that a defendant has acted unlawfully.” Id.;
SD3, LLC v. Black & Decker (U.S.) Inc., 801 F.3d
412, 425 (4th Cir. 2015) (“[I]t is not our task at the
motion-to-dismiss stage to determine ‘whether a lawful
alternative explanation appear[s] more likely' from the
facts of the complaint.” (quoting Houck v.
Substitute Tr. Servs., Inc., 791 F.3d 473, 484 (4th Cir.
2015))), cert. denied, 136 S.Ct. 2485 (2016).
analyzing a Rule 12(b)(6) motion, a court must accept as true
all well-pleaded allegations of the challenged complaint and
view those allegations in the light most favorable to the
plaintiff.
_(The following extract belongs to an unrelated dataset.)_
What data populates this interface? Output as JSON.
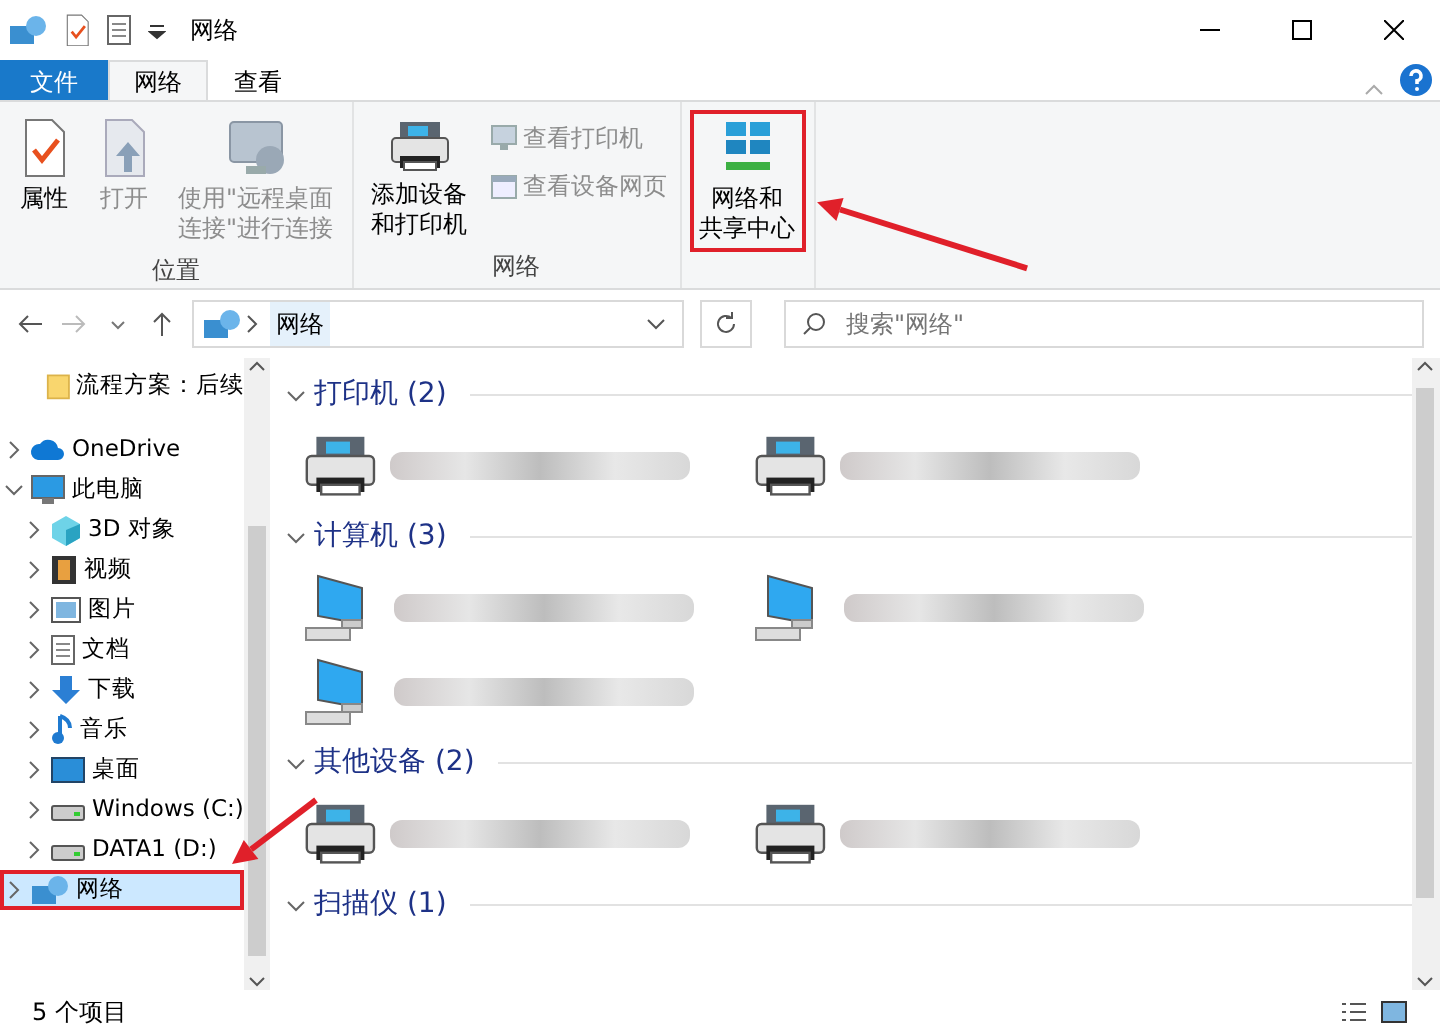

Venkatraman v. REI Sys., Inc., 417 F.3d
418, 420 (4th Cir. 2005) (citing Mylan Labs., Inc. v.
Matkari, 7 F.3d 1130, 1134 (4th Cir. 1993)); see
also Lambeth v. Bd. of Comm'rs, 407 F.3d 266, 268
(4th Cir. 2005) (court must accept as true all factual
allegations of the complaint). All reasonable factual
inferences from the allegations must be drawn in
plaintiff's favor. Edwards, 178 F.3d at 244.
However, bare assertions of legal conclusions or formulaic
recitations of the elements of a claim are not entitled to be
assumed true. Iqbal, 556 U.S. at 681. Complaints
filed by pro se plaintiffs are entitled to liberal
construction. Kerr v. Marshall Univ. Bd. of
Governors, 824 F.3d 62, 72 (4th Cir. 2016) (“We
are mindful of our obligation to liberally construe a pro se
complaint.”); Jehovah v. Clarke, 798 F.3d 169,
176 (4th Cir. 2015) (“We must construe pro se
complaints liberally . . . and [l]iberal construction of the
pleadings is particularly appropriate where, as here, there
is a pro se complaint raising civil rights issues.”
(citations omitted)); White v. White, 886 F.2d 721,
724 (4th Cir. 1989) (“Pro se complaints are to be read
liberally”). “Documents attached to the complaint
or motion may be considered if ‘they are integral to
the complaint and authentic.'” Ferebee v.
Dep't of Human Relations Comm., No. CV TDC-16-3803,
2018 WL 731682, at *2 (D. Md. 5 Feb. 2018) (quoting
Sec'y of State for Defence v. Trimble Navigation
Ltd., 484 F.3d 700, 705 (4th Cir. 2007))).
noted, plaintiff asserts claims for violation of the RRAA,
violation of fair housing law, violation of privacy law, and
negligence. By its motion, defendant seeks dismissal of all
of plaintiff's claims. The court will address each claim
in turn below.
RRAA, N.C. Gen. Stat. § 42-38 et seq., governs
certain obligations of landlords and tenants. Among other
things, the RRAA requires a landlord to:
(1) Comply with the current applicable building and housing
codes, whether enacted before or after October 1, 1977, to
the extent required by the operation of such codes; no new
requirement is imposed by this subdivision (a)(1) if a
structure is exempt from a current building code.
(2) Make all repairs and do whatever is necessary to put and
keep the premises in a fit ...